ASSIGNMENT →
For this task, output every entry below exactly and omit the pictures.

Top of RECORDS TO PROCESS

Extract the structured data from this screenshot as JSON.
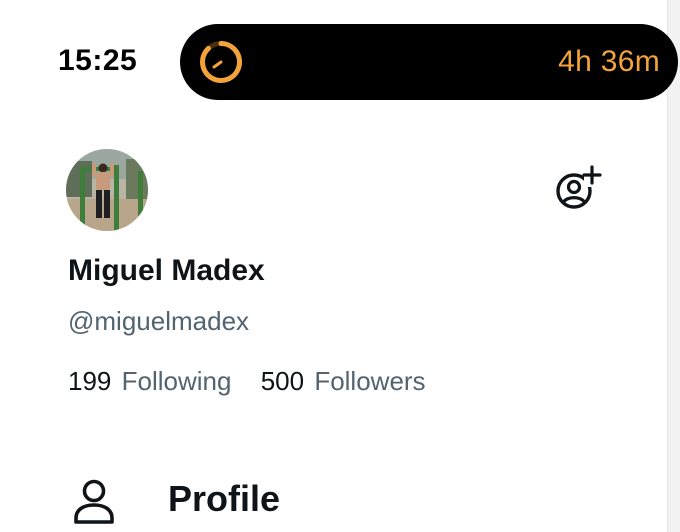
{
  "status_bar": {
    "time": "15:25",
    "live_activity": {
      "icon": "timer-ring-icon",
      "remaining": "4h 36m",
      "accent": "#f4a33a"
    }
  },
  "profile": {
    "display_name": "Miguel Madex",
    "handle": "@miguelmadex",
    "avatar": "avatar-photo",
    "stats": {
      "following_count": "199",
      "following_label": "Following",
      "followers_count": "500",
      "followers_label": "Followers"
    }
  },
  "actions": {
    "follow_icon": "add-account-icon"
  },
  "nav": {
    "items": [
      {
        "icon": "person-icon",
        "label": "Profile"
      }
    ]
  },
  "colors": {
    "text_primary": "#0f1419",
    "text_secondary": "#536471",
    "island_bg": "#000000"
  }
}
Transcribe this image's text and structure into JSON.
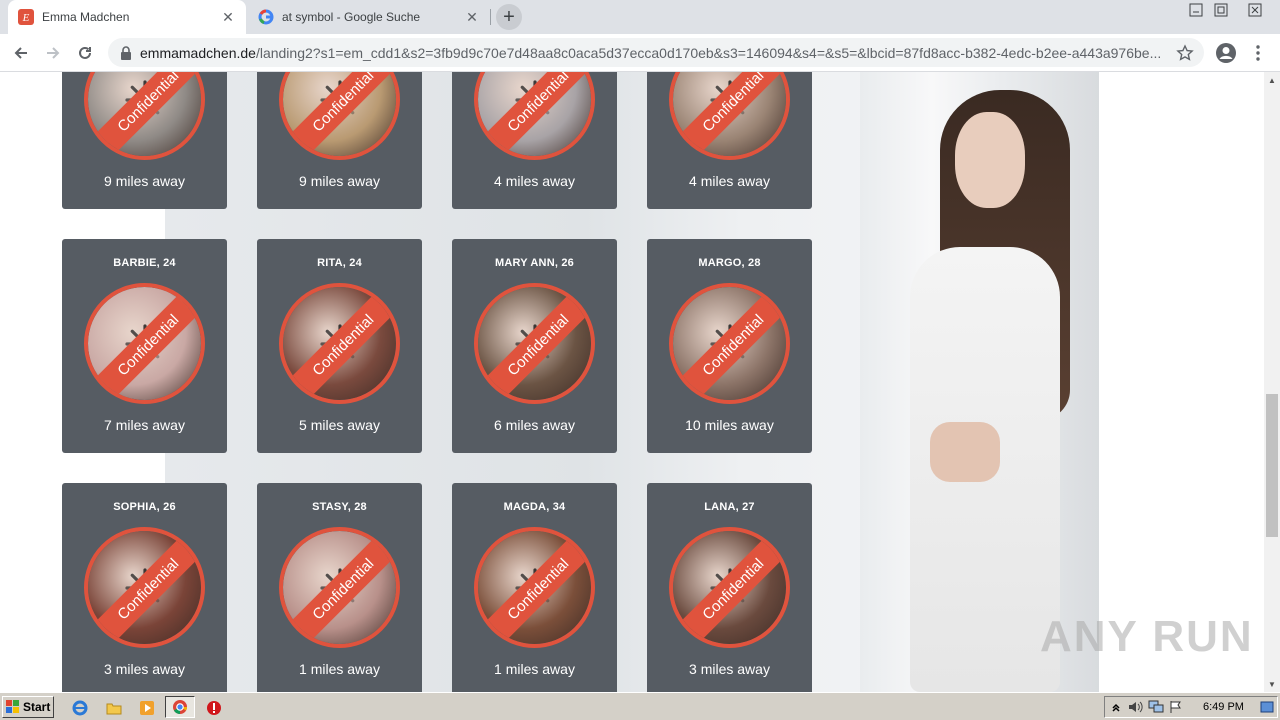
{
  "browser": {
    "tabs": [
      {
        "title": "Emma Madchen",
        "favicon": "emma-favicon",
        "active": true
      },
      {
        "title": "at symbol - Google Suche",
        "favicon": "google-favicon",
        "active": false
      }
    ],
    "address": {
      "host": "emmamadchen.de",
      "path": "/landing2?s1=em_cdd1&s2=3fb9d9c70e7d48aa8c0aca5d37ecca0d170eb&s3=146094&s4=&s5=&lbcid=87fd8acc-b382-4edc-b2ee-a443a976be..."
    },
    "icons": {
      "back": "back-arrow-icon",
      "forward": "forward-arrow-icon",
      "reload": "reload-icon",
      "lock": "lock-icon",
      "bookmark": "star-icon",
      "profile": "account-icon",
      "menu": "kebab-menu-icon"
    }
  },
  "profiles": {
    "badge_text": "Confidential",
    "rows": [
      [
        {
          "name": "",
          "distance": "9 miles away",
          "tint": "#8f8a86"
        },
        {
          "name": "",
          "distance": "9 miles away",
          "tint": "#b99a72"
        },
        {
          "name": "",
          "distance": "4 miles away",
          "tint": "#a8a3a6"
        },
        {
          "name": "",
          "distance": "4 miles away",
          "tint": "#9a8474"
        }
      ],
      [
        {
          "name": "BARBIE, 24",
          "distance": "7 miles away",
          "tint": "#c9a8a4"
        },
        {
          "name": "RITA, 24",
          "distance": "5 miles away",
          "tint": "#7a4a3e"
        },
        {
          "name": "MARY ANN, 26",
          "distance": "6 miles away",
          "tint": "#6b5444"
        },
        {
          "name": "MARGO, 28",
          "distance": "10 miles away",
          "tint": "#8c7468"
        }
      ],
      [
        {
          "name": "SOPHIA, 26",
          "distance": "3 miles away",
          "tint": "#7a4438"
        },
        {
          "name": "STASY, 28",
          "distance": "1 miles away",
          "tint": "#b8908a"
        },
        {
          "name": "MAGDA, 34",
          "distance": "1 miles away",
          "tint": "#7b4f3a"
        },
        {
          "name": "LANA, 27",
          "distance": "3 miles away",
          "tint": "#6a4a3e"
        }
      ]
    ]
  },
  "watermark": "ANY RUN",
  "taskbar": {
    "start_label": "Start",
    "quick_launch": [
      "ie-icon",
      "folder-icon",
      "media-player-icon",
      "chrome-icon",
      "antivirus-icon"
    ],
    "clock": "6:49 PM"
  },
  "colors": {
    "accent": "#e0533d",
    "card": "#565c63"
  }
}
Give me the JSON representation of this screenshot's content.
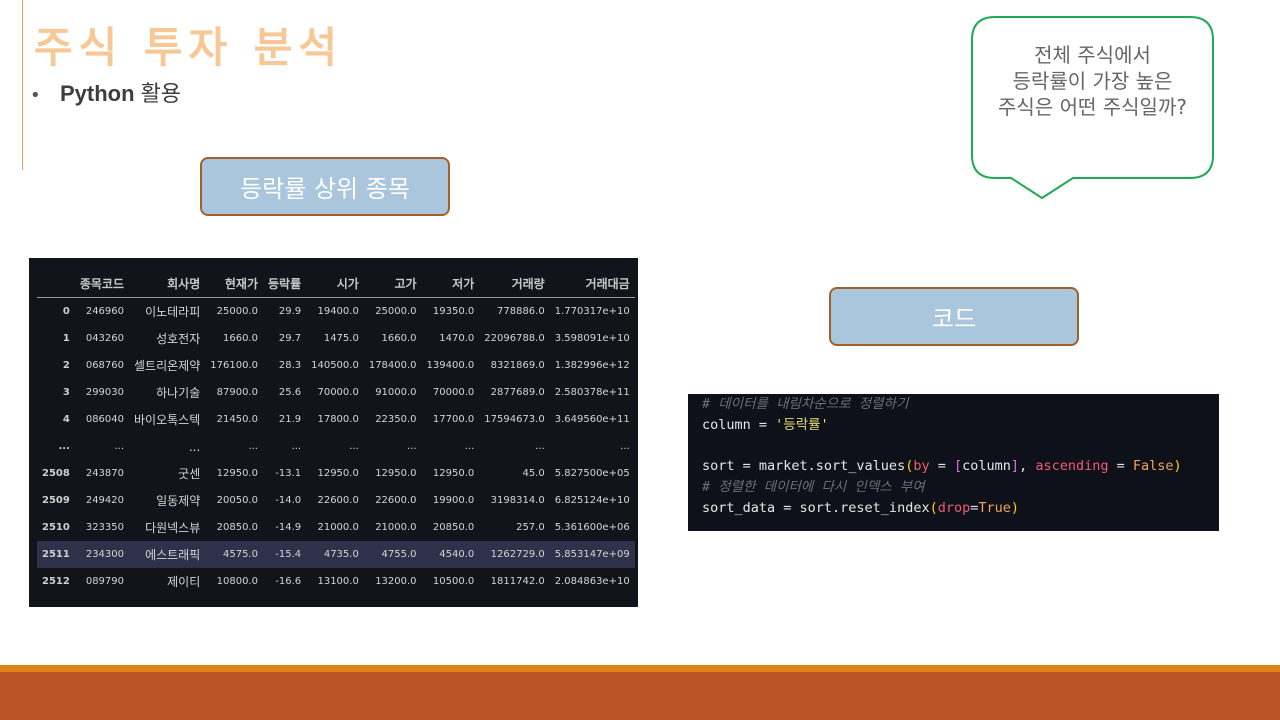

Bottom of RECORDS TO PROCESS

SOLUTION →
Extract the structured data from this screenshot as JSON.
{
  "status_bar": {
    "time": "15:25",
    "live_activity": {
      "icon": "timer-ring-icon",
      "remaining": "4h 36m",
      "accent": "#f4a33a"
    }
  },
  "profile": {
    "display_name": "Miguel Madex",
    "handle": "@miguelmadex",
    "avatar": "avatar-photo",
    "stats": {
      "following_count": "199",
      "following_label": "Following",
      "followers_count": "500",
      "followers_label": "Followers"
    }
  },
  "actions": {
    "follow_icon": "add-account-icon"
  },
  "nav": {
    "items": [
      {
        "icon": "person-icon",
        "label": "Profile"
      }
    ]
  },
  "colors": {
    "text_primary": "#0f1419",
    "text_secondary": "#536471",
    "island_bg": "#000000"
  }
}
Transcribe this image's text and structure into JSON.
{
  "browser": {
    "tabs": [
      {
        "title": "Emma Madchen",
        "favicon": "emma-favicon",
        "active": true
      },
      {
        "title": "at symbol - Google Suche",
        "favicon": "google-favicon",
        "active": false
      }
    ],
    "address": {
      "host": "emmamadchen.de",
      "path": "/landing2?s1=em_cdd1&s2=3fb9d9c70e7d48aa8c0aca5d37ecca0d170eb&s3=146094&s4=&s5=&lbcid=87fd8acc-b382-4edc-b2ee-a443a976be..."
    },
    "icons": {
      "back": "back-arrow-icon",
      "forward": "forward-arrow-icon",
      "reload": "reload-icon",
      "lock": "lock-icon",
      "bookmark": "star-icon",
      "profile": "account-icon",
      "menu": "kebab-menu-icon"
    }
  },
  "profiles": {
    "badge_text": "Confidential",
    "rows": [
      [
        {
          "name": "",
          "distance": "9 miles away",
          "tint": "#8f8a86"
        },
        {
          "name": "",
          "distance": "9 miles away",
          "tint": "#b99a72"
        },
        {
          "name": "",
          "distance": "4 miles away",
          "tint": "#a8a3a6"
        },
        {
          "name": "",
          "distance": "4 miles away",
          "tint": "#9a8474"
        }
      ],
      [
        {
          "name": "BARBIE, 24",
          "distance": "7 miles away",
          "tint": "#c9a8a4"
        },
        {
          "name": "RITA, 24",
          "distance": "5 miles away",
          "tint": "#7a4a3e"
        },
        {
          "name": "MARY ANN, 26",
          "distance": "6 miles away",
          "tint": "#6b5444"
        },
        {
          "name": "MARGO, 28",
          "distance": "10 miles away",
          "tint": "#8c7468"
        }
      ],
      [
        {
          "name": "SOPHIA, 26",
          "distance": "3 miles away",
          "tint": "#7a4438"
        },
        {
          "name": "STASY, 28",
          "distance": "1 miles away",
          "tint": "#b8908a"
        },
        {
          "name": "MAGDA, 34",
          "distance": "1 miles away",
          "tint": "#7b4f3a"
        },
        {
          "name": "LANA, 27",
          "distance": "3 miles away",
          "tint": "#6a4a3e"
        }
      ]
    ]
  },
  "watermark": "ANY RUN",
  "taskbar": {
    "start_label": "Start",
    "quick_launch": [
      "ie-icon",
      "folder-icon",
      "media-player-icon",
      "chrome-icon",
      "antivirus-icon"
    ],
    "clock": "6:49 PM"
  },
  "colors": {
    "accent": "#e0533d",
    "card": "#565c63"
  }
}
Give me the JSON representation of this screenshot's content.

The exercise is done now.